Claiming recent court rulings have clarified that such authority is required, Mr Poots tried to secure the approval of the Executive by asking for the matter to be considered at last Thursday’s meeting.
He did so in the knowledge that if the issue was elevated to the Executive, his party could at that point exercise a veto to block approval for the checks.
Realising that, Sinn Fein used its own veto to prevent the issue from getting on the agenda.
The episode is playing out as the UK and EU continue negotiations aimed at reducing the number of checks required by the protocol.
Mr Poots announced the move to halt the checks at Stormont on Wednesday evening.
“I have taken legal advice in relation to my position from senior counsel,” he said.
“Earlier today I received that legal advice.
“It stated that at present there is presently no Executive approval for SPS (sanitary and phytosanitary) checks.
“The implementation of SPS checks requires Executive approval.

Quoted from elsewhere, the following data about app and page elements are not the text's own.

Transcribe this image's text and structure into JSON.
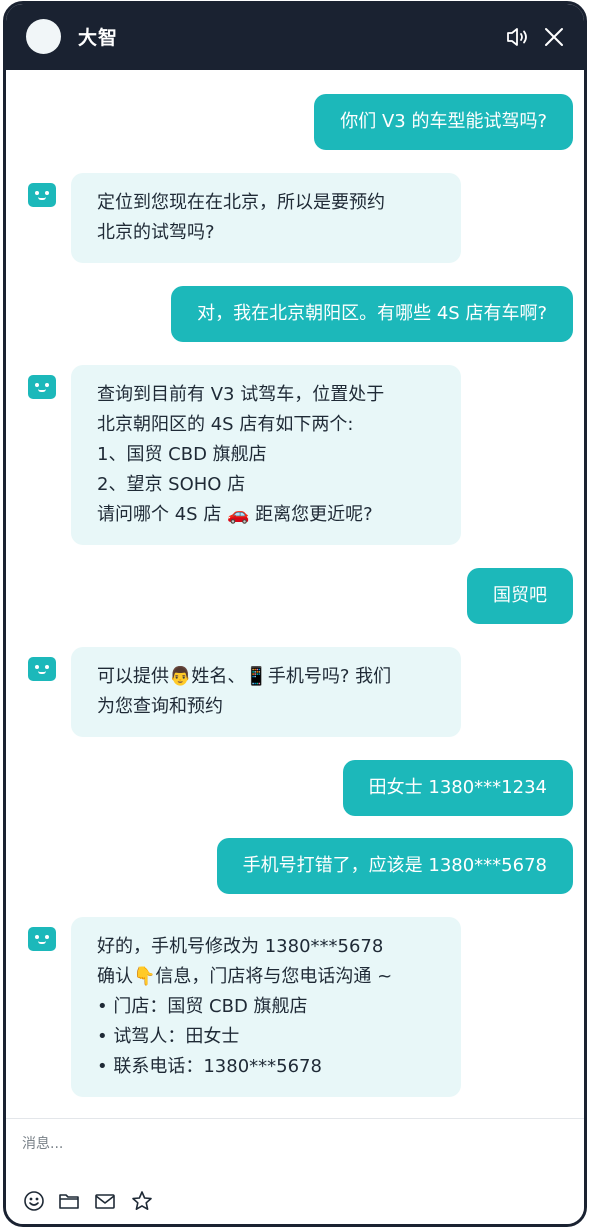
{
  "header": {
    "title": "大智"
  },
  "messages": [
    {
      "role": "user",
      "text": "你们 V3 的车型能试驾吗?"
    },
    {
      "role": "bot",
      "text": "定位到您现在在北京，所以是要预约\n北京的试驾吗?"
    },
    {
      "role": "user",
      "text": "对，我在北京朝阳区。有哪些 4S 店有车啊?"
    },
    {
      "role": "bot",
      "text": "查询到目前有 V3 试驾车，位置处于\n北京朝阳区的 4S 店有如下两个:\n1、国贸 CBD 旗舰店\n2、望京 SOHO 店\n请问哪个 4S 店 🚗 距离您更近呢?"
    },
    {
      "role": "user",
      "text": "国贸吧"
    },
    {
      "role": "bot",
      "text": "可以提供👨姓名、📱手机号吗? 我们\n为您查询和预约"
    },
    {
      "role": "user",
      "text": "田女士  1380***1234"
    },
    {
      "role": "user",
      "text": "手机号打错了，应该是 1380***5678"
    },
    {
      "role": "bot",
      "text": "好的，手机号修改为 1380***5678\n确认👇信息，门店将与您电话沟通 ~\n• 门店：国贸 CBD 旗舰店\n• 试驾人：田女士\n• 联系电话：1380***5678"
    }
  ],
  "composer": {
    "placeholder": "消息..."
  },
  "toolbar_icons": [
    "emoji-icon",
    "folder-icon",
    "mail-icon",
    "star-icon"
  ],
  "colors": {
    "header_bg": "#1a2231",
    "accent": "#1cb8ba",
    "bot_bubble": "#e8f7f8"
  }
}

“A decision to initiate or continue such checks could not be validly taken in the absence of Executive approval.
“The advice concluded that I can direct the checks to cease in the absence of Executive approval.
“I have now issued a formal instruction to my permanent secretary to halt all checks that were not in place on December 31 2020 from midnight tonight.
“I will prepare a paper for Executive consideration in the near future to seek agreement on a way forward.”
“I have now issued a formal instruction to my permanent secretary to halt all checks that were not in place on 31 December 2020 from midnight tonight.”
The move comes after he last week failed to secure the wider approval of the Stormont Executive to continue checks on agri-food produce arriving in Northern Ireland from Great Britain.